» The problem
Write out the records in full and without alteration, setting aside their pictures.
------------------------------------------------
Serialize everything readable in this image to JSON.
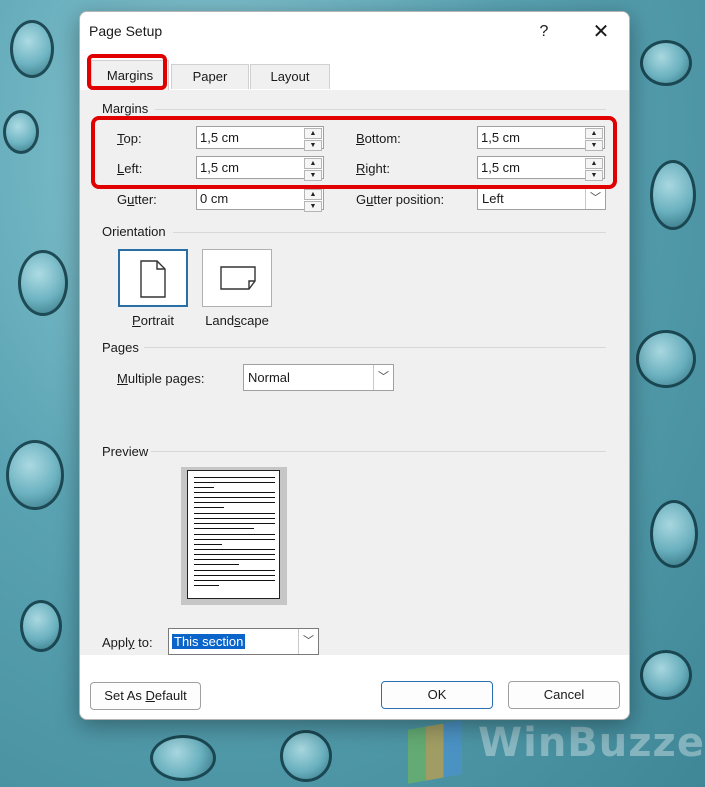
{
  "dialog": {
    "title": "Page Setup",
    "help_glyph": "?",
    "close_glyph": "✕"
  },
  "tabs": [
    {
      "label": "Margins",
      "active": true
    },
    {
      "label": "Paper",
      "active": false
    },
    {
      "label": "Layout",
      "active": false
    }
  ],
  "margins": {
    "section_label": "Margins",
    "top": {
      "label_u": "T",
      "label_rest": "op:",
      "value": "1,5 cm"
    },
    "left": {
      "label_u": "L",
      "label_rest": "eft:",
      "value": "1,5 cm"
    },
    "gutter": {
      "label_pre": "G",
      "label_u": "u",
      "label_rest": "tter:",
      "value": "0 cm"
    },
    "bottom": {
      "label_u": "B",
      "label_rest": "ottom:",
      "value": "1,5 cm"
    },
    "right": {
      "label_u": "R",
      "label_rest": "ight:",
      "value": "1,5 cm"
    },
    "gutter_position": {
      "label_pre": "G",
      "label_u": "u",
      "label_rest": "tter position:",
      "value": "Left"
    }
  },
  "orientation": {
    "section_label": "Orientation",
    "portrait": {
      "label_u": "P",
      "label_rest": "ortrait",
      "selected": true
    },
    "landscape": {
      "label_pre": "Land",
      "label_u": "s",
      "label_rest": "cape",
      "selected": false
    }
  },
  "pages": {
    "section_label": "Pages",
    "multiple_pages": {
      "label_u": "M",
      "label_rest": "ultiple pages:",
      "value": "Normal"
    }
  },
  "preview": {
    "section_label": "Preview"
  },
  "apply_to": {
    "label_pre": "Appl",
    "label_u": "y",
    "label_rest": " to:",
    "value": "This section"
  },
  "footer": {
    "set_default": {
      "label_pre": "Set As ",
      "label_u": "D",
      "label_rest": "efault"
    },
    "ok_label": "OK",
    "cancel_label": "Cancel"
  },
  "colors": {
    "highlight": "#e00000",
    "selection": "#0a64c9",
    "accent": "#2a6ea6"
  },
  "watermark": "WinBuzzer"
}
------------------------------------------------
» Answer box
Serialize everything readable in this image to JSON.
{
  "dialog": {
    "title": "Page Setup",
    "help_glyph": "?",
    "close_glyph": "✕"
  },
  "tabs": [
    {
      "label": "Margins",
      "active": true
    },
    {
      "label": "Paper",
      "active": false
    },
    {
      "label": "Layout",
      "active": false
    }
  ],
  "margins": {
    "section_label": "Margins",
    "top": {
      "label_u": "T",
      "label_rest": "op:",
      "value": "1,5 cm"
    },
    "left": {
      "label_u": "L",
      "label_rest": "eft:",
      "value": "1,5 cm"
    },
    "gutter": {
      "label_pre": "G",
      "label_u": "u",
      "label_rest": "tter:",
      "value": "0 cm"
    },
    "bottom": {
      "label_u": "B",
      "label_rest": "ottom:",
      "value": "1,5 cm"
    },
    "right": {
      "label_u": "R",
      "label_rest": "ight:",
      "value": "1,5 cm"
    },
    "gutter_position": {
      "label_pre": "G",
      "label_u": "u",
      "label_rest": "tter position:",
      "value": "Left"
    }
  },
  "orientation": {
    "section_label": "Orientation",
    "portrait": {
      "label_u": "P",
      "label_rest": "ortrait",
      "selected": true
    },
    "landscape": {
      "label_pre": "Land",
      "label_u": "s",
      "label_rest": "cape",
      "selected": false
    }
  },
  "pages": {
    "section_label": "Pages",
    "multiple_pages": {
      "label_u": "M",
      "label_rest": "ultiple pages:",
      "value": "Normal"
    }
  },
  "preview": {
    "section_label": "Preview"
  },
  "apply_to": {
    "label_pre": "Appl",
    "label_u": "y",
    "label_rest": " to:",
    "value": "This section"
  },
  "footer": {
    "set_default": {
      "label_pre": "Set As ",
      "label_u": "D",
      "label_rest": "efault"
    },
    "ok_label": "OK",
    "cancel_label": "Cancel"
  },
  "colors": {
    "highlight": "#e00000",
    "selection": "#0a64c9",
    "accent": "#2a6ea6"
  },
  "watermark": "WinBuzzer"
}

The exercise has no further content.